Exercise directions - For each line in the records that contains "plus", make a copy.

The records -
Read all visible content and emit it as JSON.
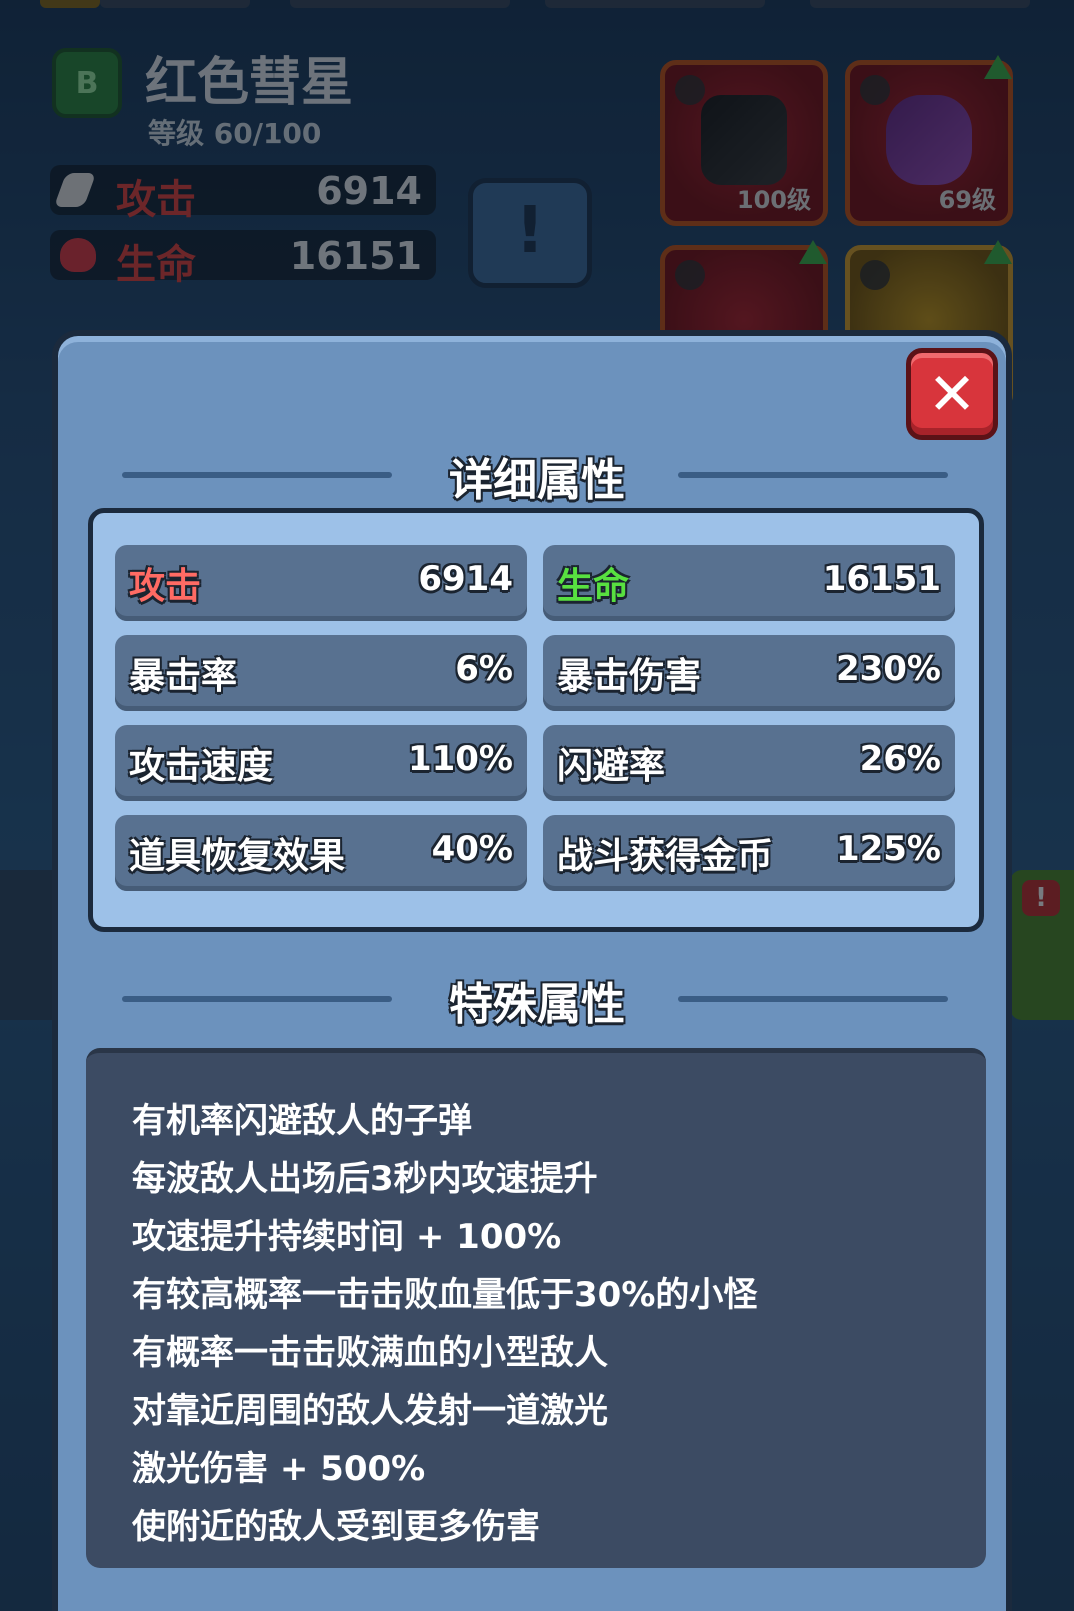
{
  "background": {
    "character": {
      "rank_badge": "B",
      "name": "红色彗星",
      "level": "等级 60/100"
    },
    "stats": [
      {
        "label": "攻击",
        "value": "6914",
        "color": "#e7443f",
        "icon": "bullet-icon"
      },
      {
        "label": "生命",
        "value": "16151",
        "color": "#e7443f",
        "icon": "heart-icon"
      }
    ],
    "info_button": "!",
    "equipment": [
      {
        "level": "100级",
        "icon": "gun-icon"
      },
      {
        "level": "69级",
        "icon": "armor-icon"
      }
    ],
    "side_alert": "!"
  },
  "modal": {
    "close_label": "✕",
    "detail_title": "详细属性",
    "attributes": [
      {
        "key": "攻击",
        "value": "6914",
        "key_color": "#ff6b64"
      },
      {
        "key": "生命",
        "value": "16151",
        "key_color": "#58e040"
      },
      {
        "key": "暴击率",
        "value": "6%",
        "key_color": "#ffffff"
      },
      {
        "key": "暴击伤害",
        "value": "230%",
        "key_color": "#ffffff"
      },
      {
        "key": "攻击速度",
        "value": "110%",
        "key_color": "#ffffff"
      },
      {
        "key": "闪避率",
        "value": "26%",
        "key_color": "#ffffff"
      },
      {
        "key": "道具恢复效果",
        "value": "40%",
        "key_color": "#ffffff"
      },
      {
        "key": "战斗获得金币",
        "value": "125%",
        "key_color": "#ffffff"
      }
    ],
    "special_title": "特殊属性",
    "special_attributes": [
      "有机率闪避敌人的子弹",
      "每波敌人出场后3秒内攻速提升",
      "攻速提升持续时间 + 100%",
      "有较高概率一击击败血量低于30%的小怪",
      "有概率一击击败满血的小型敌人",
      "对靠近周围的敌人发射一道激光",
      "激光伤害 + 500%",
      "使附近的敌人受到更多伤害"
    ]
  }
}
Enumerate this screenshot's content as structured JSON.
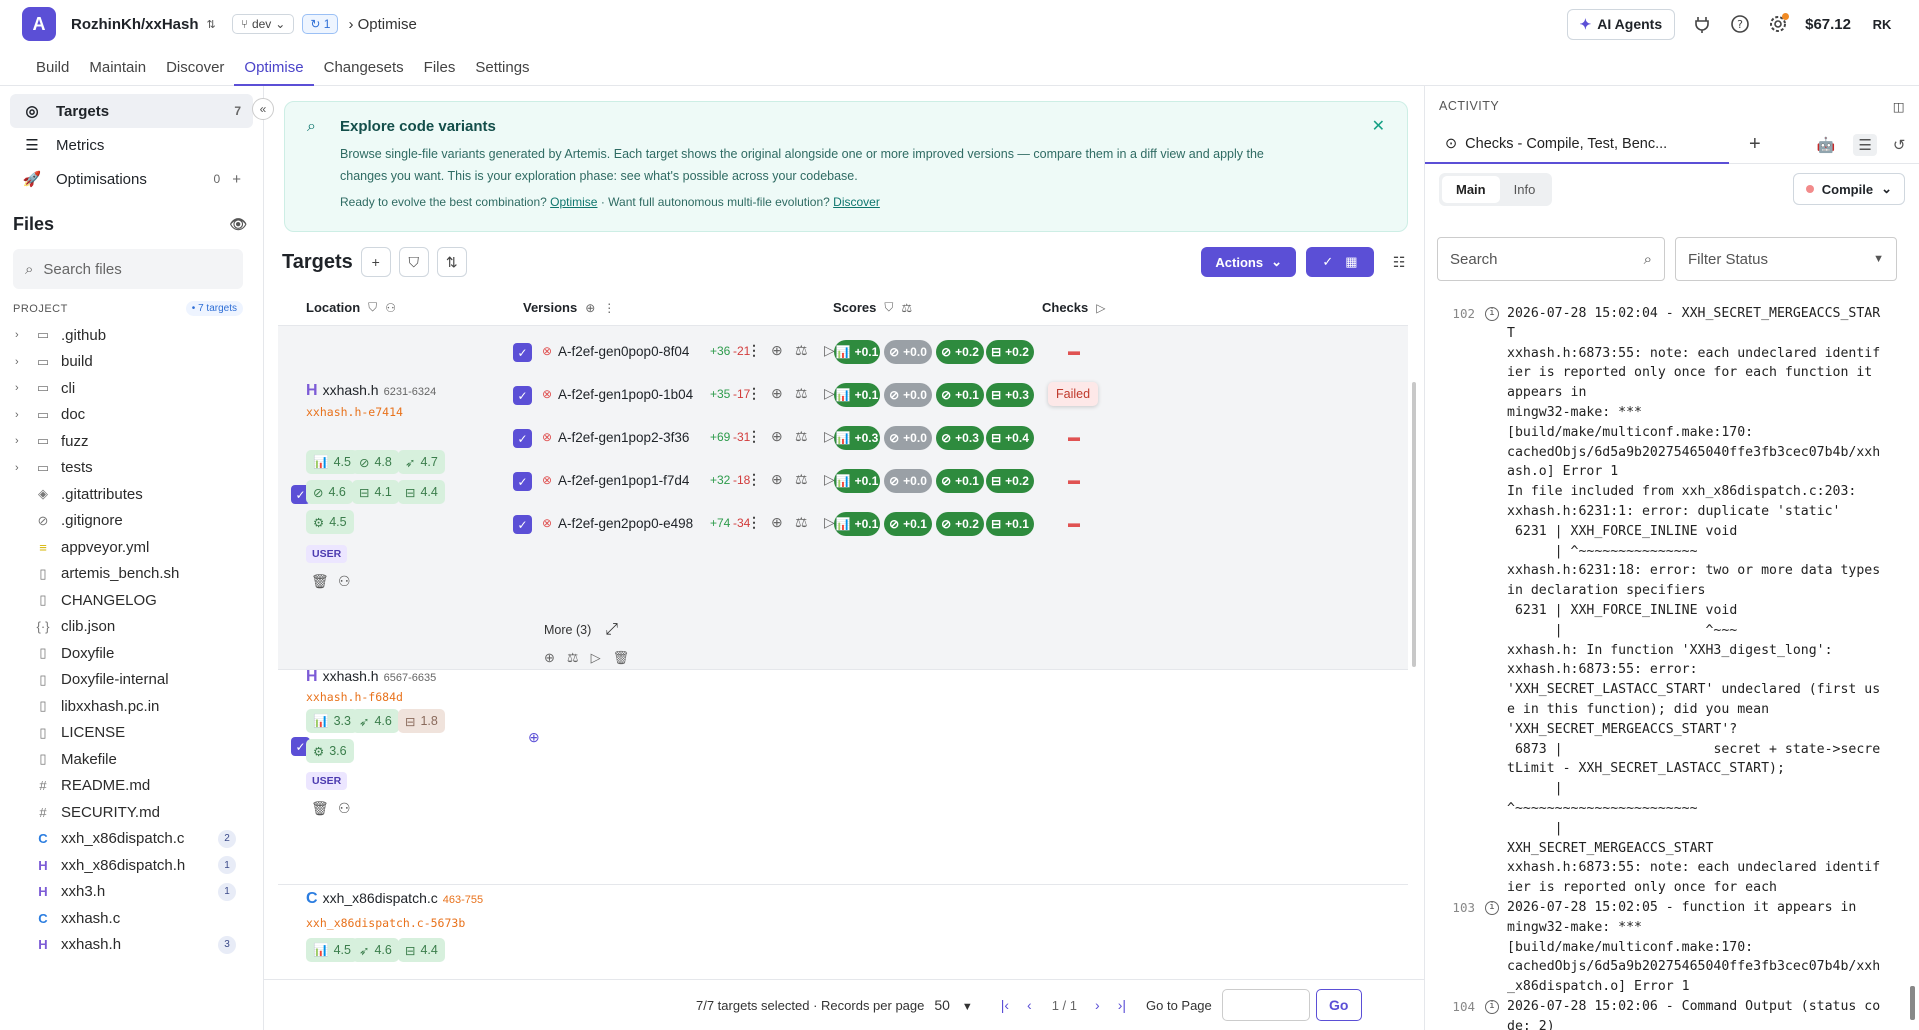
{
  "app": {
    "logo": "A",
    "repo": "RozhinKh/xxHash",
    "branch": "dev",
    "sync_count": "1",
    "crumb": "Optimise",
    "agents_label": "AI Agents",
    "credit": "$67.12",
    "avatar": "RK"
  },
  "nav": [
    "Build",
    "Maintain",
    "Discover",
    "Optimise",
    "Changesets",
    "Files",
    "Settings"
  ],
  "sidebar": {
    "items": [
      {
        "label": "Targets",
        "count": "7"
      },
      {
        "label": "Metrics",
        "count": ""
      },
      {
        "label": "Optimisations",
        "count": "0"
      }
    ],
    "files_title": "Files",
    "search_placeholder": "Search files",
    "project_label": "PROJECT",
    "project_badge": "• 7 targets",
    "tree": [
      {
        "name": ".github",
        "type": "dir"
      },
      {
        "name": "build",
        "type": "dir"
      },
      {
        "name": "cli",
        "type": "dir"
      },
      {
        "name": "doc",
        "type": "dir"
      },
      {
        "name": "fuzz",
        "type": "dir"
      },
      {
        "name": "tests",
        "type": "dir"
      },
      {
        "name": ".gitattributes",
        "type": "file",
        "icon": "◈"
      },
      {
        "name": ".gitignore",
        "type": "file",
        "icon": "⊘"
      },
      {
        "name": "appveyor.yml",
        "type": "file",
        "icon": "≡",
        "cls": "ic-y"
      },
      {
        "name": "artemis_bench.sh",
        "type": "file",
        "icon": ""
      },
      {
        "name": "CHANGELOG",
        "type": "file",
        "icon": ""
      },
      {
        "name": "clib.json",
        "type": "file",
        "icon": "{·}"
      },
      {
        "name": "Doxyfile",
        "type": "file",
        "icon": ""
      },
      {
        "name": "Doxyfile-internal",
        "type": "file",
        "icon": ""
      },
      {
        "name": "libxxhash.pc.in",
        "type": "file",
        "icon": ""
      },
      {
        "name": "LICENSE",
        "type": "file",
        "icon": ""
      },
      {
        "name": "Makefile",
        "type": "file",
        "icon": ""
      },
      {
        "name": "README.md",
        "type": "file",
        "icon": "#"
      },
      {
        "name": "SECURITY.md",
        "type": "file",
        "icon": "#"
      },
      {
        "name": "xxh_x86dispatch.c",
        "type": "file",
        "icon": "C",
        "cls": "ic-c",
        "badge": "2"
      },
      {
        "name": "xxh_x86dispatch.h",
        "type": "file",
        "icon": "H",
        "cls": "ic-h",
        "badge": "1"
      },
      {
        "name": "xxh3.h",
        "type": "file",
        "icon": "H",
        "cls": "ic-h",
        "badge": "1"
      },
      {
        "name": "xxhash.c",
        "type": "file",
        "icon": "C",
        "cls": "ic-c"
      },
      {
        "name": "xxhash.h",
        "type": "file",
        "icon": "H",
        "cls": "ic-h",
        "badge": "3"
      }
    ]
  },
  "banner": {
    "title": "Explore code variants",
    "line1": "Browse single-file variants generated by Artemis. Each target shows the original alongside one or more improved versions — compare them in a diff view and apply the",
    "line2": "changes you want. This is your exploration phase: see what's possible across your codebase.",
    "hint_a": "Ready to evolve the best combination?",
    "link_a": "Optimise",
    "hint_b": "· Want full autonomous multi-file evolution?",
    "link_b": "Discover"
  },
  "targets": {
    "title": "Targets",
    "actions_label": "Actions",
    "col_location": "Location",
    "col_versions": "Versions",
    "col_scores": "Scores",
    "col_checks": "Checks",
    "user_label": "USER",
    "more_label": "More (3)",
    "failed_label": "Failed"
  },
  "groups": [
    {
      "file": "xxhash.h",
      "range": "6231-6324",
      "hash": "xxhash.h-e7414",
      "metrics": [
        "4.5",
        "4.8",
        "4.7",
        "4.6",
        "4.1",
        "4.4",
        "4.5"
      ],
      "versions": [
        {
          "name": "A-f2ef-gen0pop0-8f04",
          "plus": "+36",
          "minus": "-21",
          "scores": [
            "+0.1",
            "+0.0",
            "+0.2",
            "+0.2"
          ]
        },
        {
          "name": "A-f2ef-gen1pop0-1b04",
          "plus": "+35",
          "minus": "-17",
          "scores": [
            "+0.1",
            "+0.0",
            "+0.1",
            "+0.3"
          ]
        },
        {
          "name": "A-f2ef-gen1pop2-3f36",
          "plus": "+69",
          "minus": "-31",
          "scores": [
            "+0.3",
            "+0.0",
            "+0.3",
            "+0.4"
          ]
        },
        {
          "name": "A-f2ef-gen1pop1-f7d4",
          "plus": "+32",
          "minus": "-18",
          "scores": [
            "+0.1",
            "+0.0",
            "+0.1",
            "+0.2"
          ]
        },
        {
          "name": "A-f2ef-gen2pop0-e498",
          "plus": "+74",
          "minus": "-34",
          "scores": [
            "+0.1",
            "+0.1",
            "+0.2",
            "+0.1"
          ]
        }
      ]
    },
    {
      "file": "xxhash.h",
      "range": "6567-6635",
      "hash": "xxhash.h-f684d",
      "metrics": [
        "3.3",
        "4.6",
        "1.8",
        "3.6"
      ]
    },
    {
      "file": "xxh_x86dispatch.c",
      "range": "463-755",
      "hash": "xxh_x86dispatch.c-5673b",
      "metrics": [
        "4.5",
        "4.6",
        "4.4"
      ]
    }
  ],
  "pager": {
    "selected": "7/7 targets selected",
    "per_page_label": "· Records per page",
    "per_page": "50",
    "page": "1 / 1",
    "goto_label": "Go to Page",
    "go": "Go"
  },
  "activity": {
    "title": "ACTIVITY",
    "tab": "Checks - Compile, Test, Benc...",
    "seg_main": "Main",
    "seg_info": "Info",
    "compile": "Compile",
    "search_placeholder": "Search",
    "filter_placeholder": "Filter Status",
    "log": [
      {
        "n": "102",
        "t": "2026-07-28 15:02:04 - XXH_SECRET_MERGEACCS_START\nxxhash.h:6873:55: note: each undeclared identifier is reported only once for each function it appears in\nmingw32-make: ***\n[build/make/multiconf.make:170:\ncachedObjs/6d5a9b20275465040ffe3fb3cec07b4b/xxhash.o] Error 1\nIn file included from xxh_x86dispatch.c:203:\nxxhash.h:6231:1: error: duplicate 'static'\n 6231 | XXH_FORCE_INLINE void\n      | ^~~~~~~~~~~~~~~~\nxxhash.h:6231:18: error: two or more data types in declaration specifiers\n 6231 | XXH_FORCE_INLINE void\n      |                  ^~~~\nxxhash.h: In function 'XXH3_digest_long':\nxxhash.h:6873:55: error:\n'XXH_SECRET_LASTACC_START' undeclared (first use in this function); did you mean\n'XXH_SECRET_MERGEACCS_START'?\n 6873 |                   secret + state->secretLimit - XXH_SECRET_LASTACC_START);\n      |\n^~~~~~~~~~~~~~~~~~~~~~~~\n      |\nXXH_SECRET_MERGEACCS_START\nxxhash.h:6873:55: note: each undeclared identifier is reported only once for each"
      },
      {
        "n": "103",
        "t": "2026-07-28 15:02:05 - function it appears in\nmingw32-make: ***\n[build/make/multiconf.make:170:\ncachedObjs/6d5a9b20275465040ffe3fb3cec07b4b/xxh_x86dispatch.o] Error 1"
      },
      {
        "n": "104",
        "t": "2026-07-28 15:02:06 - Command Output (status code: 2)"
      }
    ]
  }
}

Result for this task -
          "plus": "+36",
          "plus": "+35",
          "plus": "+69",
          "plus": "+32",
          "plus": "+74",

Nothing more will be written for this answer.